Records supplied:
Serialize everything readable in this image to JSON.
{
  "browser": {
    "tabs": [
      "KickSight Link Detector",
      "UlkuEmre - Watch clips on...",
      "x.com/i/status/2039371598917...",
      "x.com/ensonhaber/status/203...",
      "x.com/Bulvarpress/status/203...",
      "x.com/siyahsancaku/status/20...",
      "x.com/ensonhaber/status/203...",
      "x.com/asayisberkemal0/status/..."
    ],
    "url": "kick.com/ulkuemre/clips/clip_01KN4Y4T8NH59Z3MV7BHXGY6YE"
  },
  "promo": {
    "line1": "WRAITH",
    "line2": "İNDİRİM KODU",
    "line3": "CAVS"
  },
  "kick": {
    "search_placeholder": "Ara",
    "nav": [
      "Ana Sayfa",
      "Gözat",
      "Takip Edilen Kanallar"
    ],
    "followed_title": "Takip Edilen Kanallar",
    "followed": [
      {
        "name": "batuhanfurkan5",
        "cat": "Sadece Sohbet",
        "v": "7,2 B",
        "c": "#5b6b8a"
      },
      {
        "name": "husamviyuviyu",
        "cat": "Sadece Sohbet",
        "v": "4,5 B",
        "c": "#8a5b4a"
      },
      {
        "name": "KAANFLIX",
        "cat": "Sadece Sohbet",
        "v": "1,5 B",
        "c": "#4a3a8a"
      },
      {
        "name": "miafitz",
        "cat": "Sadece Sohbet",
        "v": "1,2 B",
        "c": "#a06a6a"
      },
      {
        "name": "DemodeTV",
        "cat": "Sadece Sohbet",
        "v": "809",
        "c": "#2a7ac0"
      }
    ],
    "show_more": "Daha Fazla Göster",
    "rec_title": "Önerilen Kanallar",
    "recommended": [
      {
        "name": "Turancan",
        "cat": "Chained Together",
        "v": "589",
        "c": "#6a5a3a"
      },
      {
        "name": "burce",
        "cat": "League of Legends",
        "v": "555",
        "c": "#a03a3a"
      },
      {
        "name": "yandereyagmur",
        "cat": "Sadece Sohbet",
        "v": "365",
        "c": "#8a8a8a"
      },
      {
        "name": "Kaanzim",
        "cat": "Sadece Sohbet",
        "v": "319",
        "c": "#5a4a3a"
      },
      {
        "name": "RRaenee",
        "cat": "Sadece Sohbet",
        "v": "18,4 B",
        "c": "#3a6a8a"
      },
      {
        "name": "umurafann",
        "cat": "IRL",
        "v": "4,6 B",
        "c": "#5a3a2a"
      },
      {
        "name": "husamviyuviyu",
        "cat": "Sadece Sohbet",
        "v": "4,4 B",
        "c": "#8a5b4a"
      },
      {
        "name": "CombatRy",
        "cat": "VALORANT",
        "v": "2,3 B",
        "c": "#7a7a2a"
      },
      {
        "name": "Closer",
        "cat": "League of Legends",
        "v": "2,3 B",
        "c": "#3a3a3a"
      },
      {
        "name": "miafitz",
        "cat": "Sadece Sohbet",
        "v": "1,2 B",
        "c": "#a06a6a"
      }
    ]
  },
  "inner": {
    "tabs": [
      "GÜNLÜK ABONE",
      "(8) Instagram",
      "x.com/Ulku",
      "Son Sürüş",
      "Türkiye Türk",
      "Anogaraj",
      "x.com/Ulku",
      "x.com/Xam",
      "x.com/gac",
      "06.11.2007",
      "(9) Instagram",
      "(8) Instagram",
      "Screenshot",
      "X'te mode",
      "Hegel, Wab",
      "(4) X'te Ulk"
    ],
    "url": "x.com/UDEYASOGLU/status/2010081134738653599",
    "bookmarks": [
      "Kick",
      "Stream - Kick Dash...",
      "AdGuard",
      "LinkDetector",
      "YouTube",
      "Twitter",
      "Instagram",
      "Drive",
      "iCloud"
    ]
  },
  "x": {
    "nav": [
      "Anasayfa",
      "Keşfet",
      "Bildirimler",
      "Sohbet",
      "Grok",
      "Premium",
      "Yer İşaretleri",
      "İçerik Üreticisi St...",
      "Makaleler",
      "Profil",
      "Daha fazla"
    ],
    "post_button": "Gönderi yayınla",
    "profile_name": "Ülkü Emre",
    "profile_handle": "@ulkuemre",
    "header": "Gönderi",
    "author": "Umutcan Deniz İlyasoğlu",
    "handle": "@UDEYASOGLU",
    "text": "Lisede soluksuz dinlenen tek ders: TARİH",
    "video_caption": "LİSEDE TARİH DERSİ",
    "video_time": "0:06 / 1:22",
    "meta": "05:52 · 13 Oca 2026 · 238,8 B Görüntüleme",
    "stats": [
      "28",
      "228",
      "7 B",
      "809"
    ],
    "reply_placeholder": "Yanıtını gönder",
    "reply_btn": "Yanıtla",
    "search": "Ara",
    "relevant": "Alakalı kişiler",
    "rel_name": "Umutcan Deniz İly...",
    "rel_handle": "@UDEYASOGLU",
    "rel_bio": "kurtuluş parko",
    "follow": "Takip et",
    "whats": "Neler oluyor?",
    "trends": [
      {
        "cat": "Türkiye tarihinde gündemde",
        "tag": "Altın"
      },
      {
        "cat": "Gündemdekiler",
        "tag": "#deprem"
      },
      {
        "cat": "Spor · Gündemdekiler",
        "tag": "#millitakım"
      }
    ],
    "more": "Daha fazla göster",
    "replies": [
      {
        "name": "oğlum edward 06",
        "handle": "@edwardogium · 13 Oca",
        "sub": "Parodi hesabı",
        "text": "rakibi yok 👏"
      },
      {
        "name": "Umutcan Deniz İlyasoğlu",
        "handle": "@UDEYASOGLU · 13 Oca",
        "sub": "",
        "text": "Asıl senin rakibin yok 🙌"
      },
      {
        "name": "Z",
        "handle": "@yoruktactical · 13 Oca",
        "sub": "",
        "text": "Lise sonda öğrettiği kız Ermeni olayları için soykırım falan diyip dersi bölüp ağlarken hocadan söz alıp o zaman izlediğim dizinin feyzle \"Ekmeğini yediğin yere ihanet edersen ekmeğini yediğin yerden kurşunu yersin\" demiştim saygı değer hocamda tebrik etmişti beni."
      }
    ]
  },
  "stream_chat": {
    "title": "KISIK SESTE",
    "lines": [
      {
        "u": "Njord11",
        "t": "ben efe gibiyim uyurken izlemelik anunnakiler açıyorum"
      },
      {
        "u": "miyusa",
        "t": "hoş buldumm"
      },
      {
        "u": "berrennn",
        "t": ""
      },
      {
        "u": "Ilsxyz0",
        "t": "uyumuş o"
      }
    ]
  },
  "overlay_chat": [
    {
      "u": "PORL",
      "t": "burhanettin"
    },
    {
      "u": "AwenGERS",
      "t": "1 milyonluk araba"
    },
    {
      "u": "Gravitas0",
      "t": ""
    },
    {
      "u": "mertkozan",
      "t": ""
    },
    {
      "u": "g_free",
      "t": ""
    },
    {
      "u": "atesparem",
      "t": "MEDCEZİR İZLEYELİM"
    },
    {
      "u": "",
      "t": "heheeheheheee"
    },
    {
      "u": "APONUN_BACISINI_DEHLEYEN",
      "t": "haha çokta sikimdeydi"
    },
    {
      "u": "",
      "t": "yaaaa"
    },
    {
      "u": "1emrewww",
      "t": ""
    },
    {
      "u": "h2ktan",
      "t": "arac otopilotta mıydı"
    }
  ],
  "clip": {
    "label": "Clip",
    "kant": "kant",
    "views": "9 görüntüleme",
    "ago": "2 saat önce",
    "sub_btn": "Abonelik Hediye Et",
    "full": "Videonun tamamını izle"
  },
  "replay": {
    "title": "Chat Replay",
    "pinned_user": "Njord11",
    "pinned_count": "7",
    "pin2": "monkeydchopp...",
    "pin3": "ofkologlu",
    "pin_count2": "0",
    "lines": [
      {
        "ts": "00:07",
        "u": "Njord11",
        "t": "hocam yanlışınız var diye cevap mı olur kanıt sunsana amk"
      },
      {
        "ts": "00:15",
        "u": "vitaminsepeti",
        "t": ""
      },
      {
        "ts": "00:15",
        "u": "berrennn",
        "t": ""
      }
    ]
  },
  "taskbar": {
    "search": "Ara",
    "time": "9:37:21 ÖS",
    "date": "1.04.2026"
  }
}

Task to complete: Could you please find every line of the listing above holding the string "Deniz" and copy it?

Result:
    "author": "Umutcan Deniz İlyasoğlu",
    "rel_name": "Umutcan Deniz İly...",
        "name": "Umutcan Deniz İlyasoğlu",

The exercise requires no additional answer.